- KR3: Improve the conversion rate by 15%
- KR4: Increase the satisfaction of our online customers by 20%
Objective: We want to host a successful B2B event
- KR1: Creation of a detailed event concept that includes a schedule, important milestones and tasks
- KR2: Registration of at least 500 participants
- KR3: Generate at least 20 new leads through the event
- KR4: Increase sales by 15% in the three months following the event compared to the same period in the previous year
How can the OKR Method be implemented in an organization?
The OKR method cannot be implemented overnight. Implementation is complex and needs to be structured and systematic. Many companies rely on professional external support, as internal discussions may arise at the beginning of the OKR implementation. There are also a number of factors that are important to consider when implementing OKRs.
Create an understanding among employees
OKR cannot be “prescribed” from the top down. Instead, management should create an understanding among employees in advance. To do this, it is necessary to develop an internal communication strategy. For the OKR method to be implemented sustainably in the company, the commitment and engagement of all those involved is required. Employees should not have the feeling that they are being monitored by the new method. Instead, they should be given a positive feeling that OKRs help them to work more efficiently and improve performance.
Plan with enough time
As mentioned earlier, OKR cannot be introduced quickly. It is important that companies give themselves time to implement. Allow at least one year from the start until the method is understood and “lived” by everyone in the company. On the one hand, this first year is about training processes. On the other hand, you need enough time to teach and train people. For example, explain how the OKR Weekly works. Also, train people on how to set good objectives and key results.
Define processes and tools

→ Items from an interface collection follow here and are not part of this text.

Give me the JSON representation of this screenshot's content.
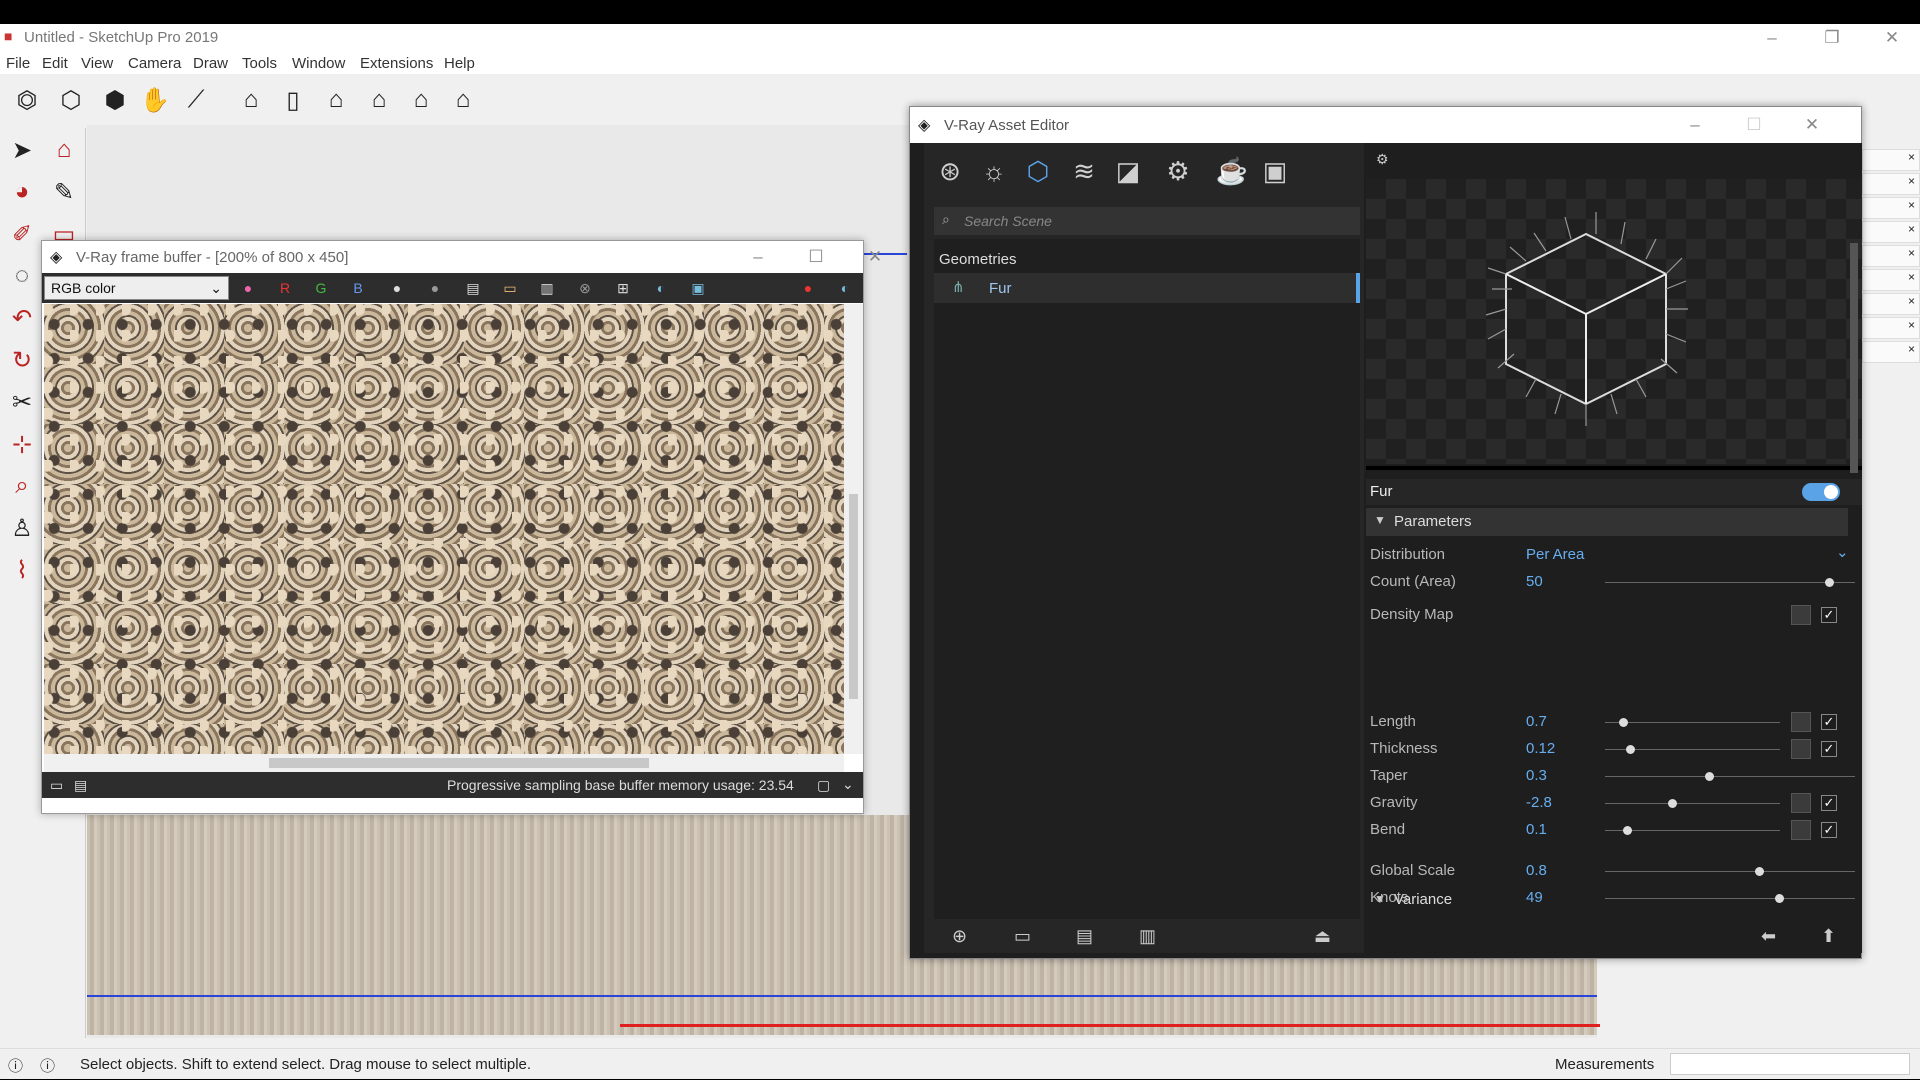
{
  "app": {
    "title": "Untitled - SketchUp Pro 2019",
    "menu": [
      "File",
      "Edit",
      "View",
      "Camera",
      "Draw",
      "Tools",
      "Window",
      "Extensions",
      "Help"
    ]
  },
  "toolbar_icons": [
    "section-icon",
    "box-icon",
    "box2-icon",
    "hand-icon",
    "eraser-icon",
    "house-icon",
    "door-icon",
    "home-icon",
    "store-icon",
    "house-outline-icon",
    "warehouse-icon"
  ],
  "left_tools": [
    "select-icon",
    "component-icon",
    "paint-icon",
    "eraser-icon",
    "pencil-icon",
    "rectangle-icon",
    "circle-icon",
    "arc-icon",
    "offset-icon",
    "move-icon",
    "rotate-icon",
    "scale-icon",
    "tape-icon",
    "protractor-icon",
    "axes-icon",
    "orbit-icon",
    "zoom-icon",
    "zoomext-icon",
    "walk-icon",
    "look-icon",
    "footprint-icon",
    "position-icon"
  ],
  "status": {
    "message": "Select objects. Shift to extend select. Drag mouse to select multiple.",
    "measurements": "Measurements"
  },
  "vfb": {
    "title": "V-Ray frame buffer - [200% of 800 x 450]",
    "channel": "RGB color",
    "channel_letters": [
      "R",
      "G",
      "B"
    ],
    "bottom_message": "Progressive sampling base buffer memory usage: 23.54"
  },
  "asset_editor": {
    "title": "V-Ray Asset Editor",
    "search_placeholder": "Search Scene",
    "category": "Geometries",
    "item": "Fur",
    "fur_label": "Fur",
    "fur_enabled": true,
    "parameters_label": "Parameters",
    "variance_label": "Variance",
    "distribution_label": "Distribution",
    "distribution_value": "Per Area",
    "density_map_label": "Density Map",
    "params": [
      {
        "label": "Count (Area)",
        "value": "50",
        "level": 0.88,
        "map": false
      },
      {
        "label": "Length",
        "value": "0.7",
        "level": 0.08,
        "map": true
      },
      {
        "label": "Thickness",
        "value": "0.12",
        "level": 0.12,
        "map": true
      },
      {
        "label": "Taper",
        "value": "0.3",
        "level": 0.4,
        "map": false
      },
      {
        "label": "Gravity",
        "value": "-2.8",
        "level": 0.36,
        "map": true
      },
      {
        "label": "Bend",
        "value": "0.1",
        "level": 0.1,
        "map": true
      },
      {
        "label": "Global Scale",
        "value": "0.8",
        "level": 0.6,
        "map": false
      },
      {
        "label": "Knots",
        "value": "49",
        "level": 0.68,
        "map": false
      }
    ],
    "colors": {
      "accent": "#5aa3e6",
      "value": "#67aef0"
    }
  }
}
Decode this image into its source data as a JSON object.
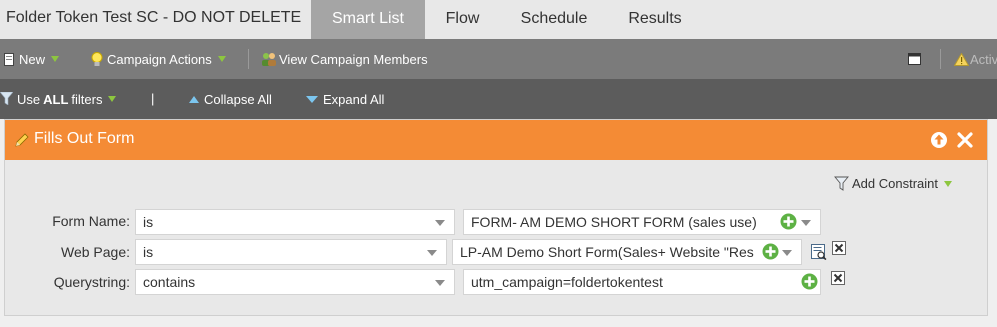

Once an organization has decided to adopt OKRs, it must decide where and how to store its OKRs digitally. It is important to note that OKRs need to be managed and reviewed on a regular basis, so they should not be stored in a document that is quickly created and poorly maintained. Out-of-the-box cloud-based solutions are ideal for companies that want to try things out first. Others, however, choose to purchase dedicated OKR software. Often, companies already have software in place that has been used for other purposes and can be used or upgraded for OKR. Ideally, the software has functions for creating OKRs and visualizing dependencies. The cplace software with its associated Objectives and Key Results Solution Template is ideal for this. It contains an information and collaboration hub where companies can clearly communicate their strategic goals and at the same time record the tasks and projects of the teams. cplace also allows the integration with the operational (project) work of the teams, so there is no need to introduce another specialized tool that would lead to another information silo. Common collaboration tools such as Miro are ideal for conducting OKR workshops at the beginning of a new OKR cycle.
The OKR Champion or OKR Master plays an important role in the OKR method. Depending on the size of the company, there may be several champions or masters. They help to guide the change process and provide guidelines. The OKR Champions provide support in the workshops during the planning phase when writing the OKR sets so that they meet the relevant criteria (see previous chapter). The champs also provide coaching sessions to managers and help them develop their OKR sets. They also moderate the OKR workshops to ensure that discussions run smoothly.
Launch a pilot project
It is advisable for the company to start with a pilot project in which the OKR method is used for the first time. This could be a specific department of the company where the process is first tested and important feedback is gathered. Other departments in the company can then benefit from this pilot project and the learnings. This in turn promotes employee acceptance and creates understanding.
Whitepaper – The OKR Method
Everything you need to know about the OKR method – definition, benefits, examples and more – is summarised in our free Whitepaper.